Make an exact copy of all the data, pictures excluded.

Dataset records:

- - -

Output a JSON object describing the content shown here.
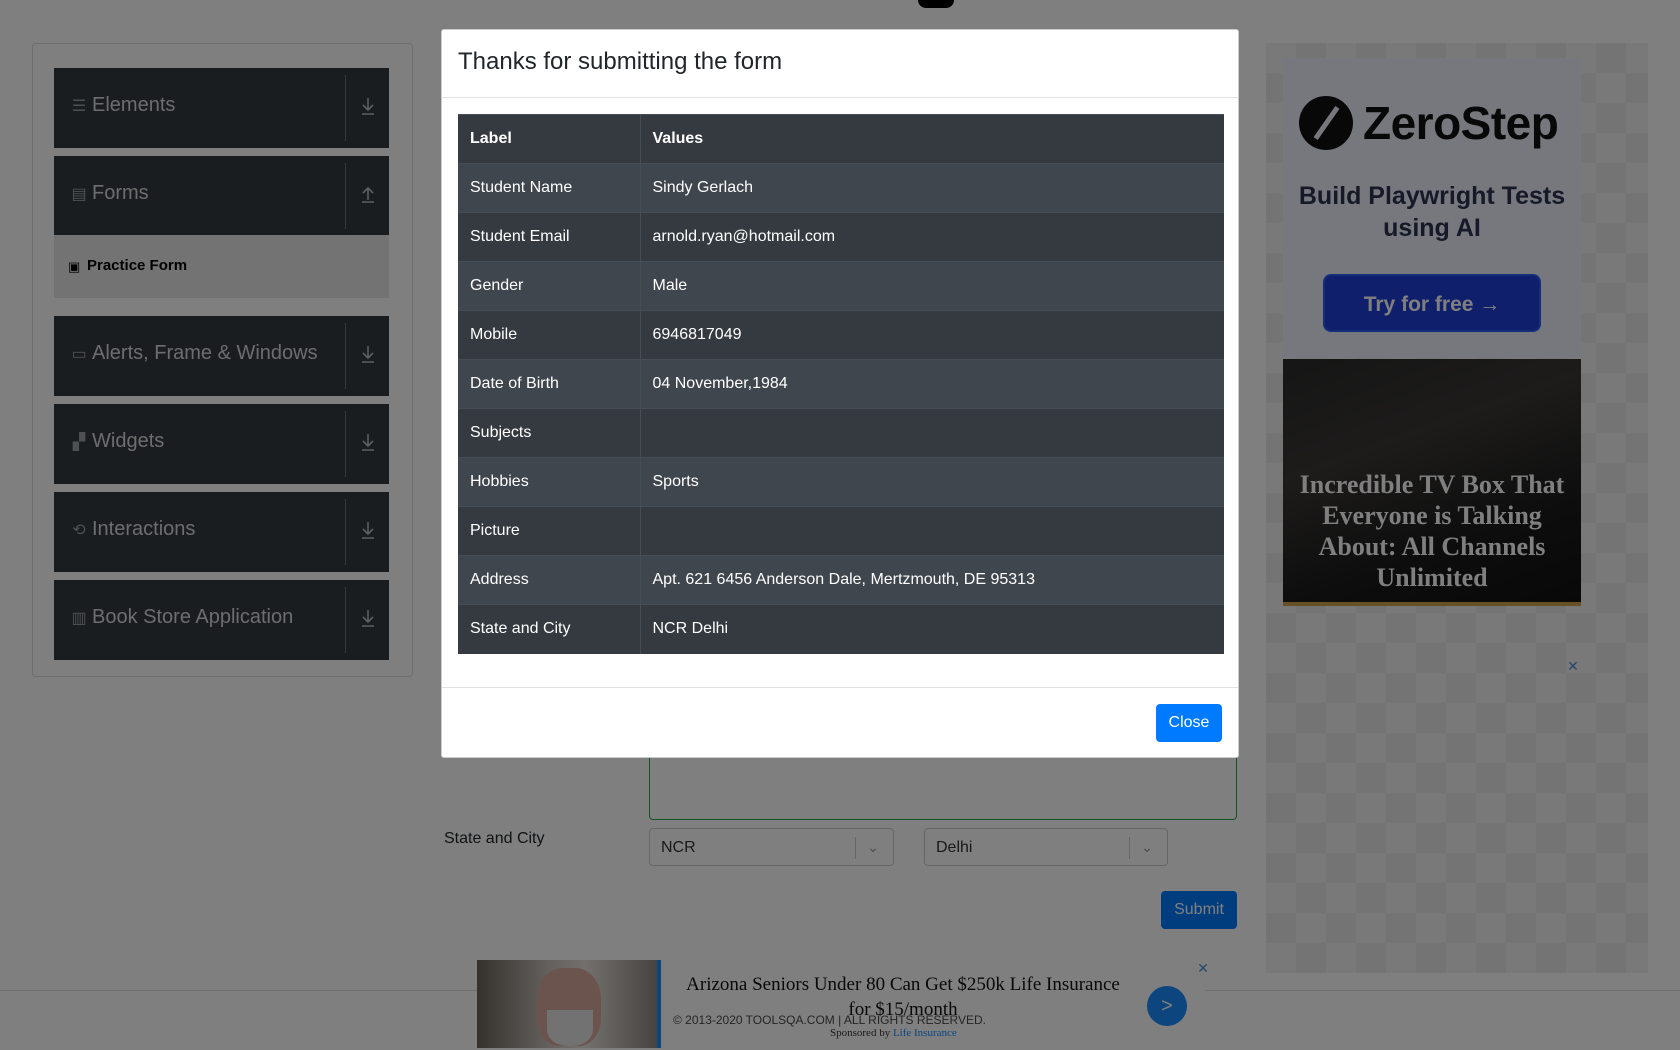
{
  "sidebar": {
    "groups": [
      {
        "label": "Elements",
        "icon": "list-icon",
        "expanded": false
      },
      {
        "label": "Forms",
        "icon": "document-icon",
        "expanded": true
      },
      {
        "label": "Alerts, Frame & Windows",
        "icon": "window-icon",
        "expanded": false
      },
      {
        "label": "Widgets",
        "icon": "widgets-icon",
        "expanded": false
      },
      {
        "label": "Interactions",
        "icon": "interactions-icon",
        "expanded": false
      },
      {
        "label": "Book Store Application",
        "icon": "books-icon",
        "expanded": false
      }
    ],
    "active_item": "Practice Form"
  },
  "form": {
    "state_city_label": "State and City",
    "state_value": "NCR",
    "city_value": "Delhi",
    "submit_label": "Submit"
  },
  "footer": {
    "text": "© 2013-2020 TOOLSQA.COM | ALL RIGHTS RESERVED."
  },
  "ads": {
    "zerostep": {
      "brand": "ZeroStep",
      "headline": "Build Playwright Tests using AI",
      "cta": "Try for free →"
    },
    "tvbox": {
      "text": "Incredible TV Box That Everyone is Talking About: All Channels Unlimited"
    },
    "bottom": {
      "title": "Arizona Seniors Under 80 Can Get $250k Life Insurance for $15/month",
      "go_label": ">",
      "sponsored_prefix": "Sponsored by",
      "sponsor": "Life Insurance"
    }
  },
  "modal": {
    "title": "Thanks for submitting the form",
    "columns": [
      "Label",
      "Values"
    ],
    "rows": [
      [
        "Student Name",
        "Sindy Gerlach"
      ],
      [
        "Student Email",
        "arnold.ryan@hotmail.com"
      ],
      [
        "Gender",
        "Male"
      ],
      [
        "Mobile",
        "6946817049"
      ],
      [
        "Date of Birth",
        "04 November,1984"
      ],
      [
        "Subjects",
        ""
      ],
      [
        "Hobbies",
        "Sports"
      ],
      [
        "Picture",
        ""
      ],
      [
        "Address",
        "Apt. 621 6456 Anderson Dale, Mertzmouth, DE 95313"
      ],
      [
        "State and City",
        "NCR Delhi"
      ]
    ],
    "close_label": "Close"
  },
  "colors": {
    "accent": "#007bff",
    "table_dark": "#343a40",
    "nav_bg": "#343a40"
  }
}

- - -

Output of the task:
Output a JSON object describing the content shown here.
{
  "sidebar": {
    "groups": [
      {
        "label": "Elements",
        "icon": "list-icon",
        "expanded": false
      },
      {
        "label": "Forms",
        "icon": "document-icon",
        "expanded": true
      },
      {
        "label": "Alerts, Frame & Windows",
        "icon": "window-icon",
        "expanded": false
      },
      {
        "label": "Widgets",
        "icon": "widgets-icon",
        "expanded": false
      },
      {
        "label": "Interactions",
        "icon": "interactions-icon",
        "expanded": false
      },
      {
        "label": "Book Store Application",
        "icon": "books-icon",
        "expanded": false
      }
    ],
    "active_item": "Practice Form"
  },
  "form": {
    "state_city_label": "State and City",
    "state_value": "NCR",
    "city_value": "Delhi",
    "submit_label": "Submit"
  },
  "footer": {
    "text": "© 2013-2020 TOOLSQA.COM | ALL RIGHTS RESERVED."
  },
  "ads": {
    "zerostep": {
      "brand": "ZeroStep",
      "headline": "Build Playwright Tests using AI",
      "cta": "Try for free →"
    },
    "tvbox": {
      "text": "Incredible TV Box That Everyone is Talking About: All Channels Unlimited"
    },
    "bottom": {
      "title": "Arizona Seniors Under 80 Can Get $250k Life Insurance for $15/month",
      "go_label": ">",
      "sponsored_prefix": "Sponsored by",
      "sponsor": "Life Insurance"
    }
  },
  "modal": {
    "title": "Thanks for submitting the form",
    "columns": [
      "Label",
      "Values"
    ],
    "rows": [
      [
        "Student Name",
        "Sindy Gerlach"
      ],
      [
        "Student Email",
        "arnold.ryan@hotmail.com"
      ],
      [
        "Gender",
        "Male"
      ],
      [
        "Mobile",
        "6946817049"
      ],
      [
        "Date of Birth",
        "04 November,1984"
      ],
      [
        "Subjects",
        ""
      ],
      [
        "Hobbies",
        "Sports"
      ],
      [
        "Picture",
        ""
      ],
      [
        "Address",
        "Apt. 621 6456 Anderson Dale, Mertzmouth, DE 95313"
      ],
      [
        "State and City",
        "NCR Delhi"
      ]
    ],
    "close_label": "Close"
  },
  "colors": {
    "accent": "#007bff",
    "table_dark": "#343a40",
    "nav_bg": "#343a40"
  }
}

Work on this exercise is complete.